Released on 21/02/19
The major event this weekend was the last-minute postponement of the Presidential and National Assembly elections scheduled to take place on Saturday 16 February.
Our Observers tracked the stalling of key elections materials distribution at the Central Bank in Delta, Rivers and Akwa Ibom states. In each of the States, materials were still short on Friday evening, although it was not fully clear to party agents what was absent, and what the ramifications of this would be.
By late Friday evening the delay in materials meant that plans were being made and adjusted for overnight delivery of materials to Local Governments, with the inevitable knock-on delays of materials reaching polling units. Election materials never left the Central Bank in Rivers and Akwa Ibom states, as among other things, the proposed distribution was overtaken by discussions in Abuja.
Further to the announcement of the delay, reports from Observers so far indicate a general level of frustration, but only very limited examples of this translating into violence or incidents. It appears however that there has been a significant jump in distrust of the electoral commission and Federal Government agencies involved in the election. Allegations that the delay is driven by a voter suppression agenda have been circulating widely and getting a high level of engagement.
There are four main threads of initial reaction:
• Frustration highest among those who have travelled significant distances to vote in their home local governments.
• Conspiracy assertions – PDP spokespeople have specifically alleged plots to delay elections in sensitive states which lean towards the PDP.
• Celebrations of delay – APC supporters in Rivers (and some reports in Akwa Ibom) see the delay as giving them some hope of being reinserted on the ballot.
• Assumptions by analysts and others that the delay would be disadvantageous to the PDP because of the drain on its resources.
Some of the impacts anticipated from the delay:
• Lower levels of trust for all of the election institutions – such as INEC and the security services – and an increased tendency to attribute incidents to malign intent.
• Lower turnout for the second weekend seems inevitable with at least a reduction in those obliged to undertake significant travel to vote.

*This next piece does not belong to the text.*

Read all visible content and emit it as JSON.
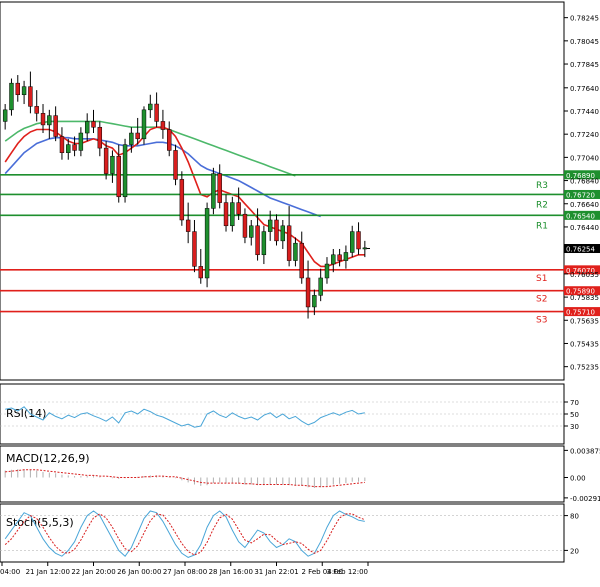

• All the main actors will face logistical and cost challenges relaunching their engagement with the elections, as well as the possibility of systemic failures, given the tight turnaround for the rescheduled polls.
Read the report in full.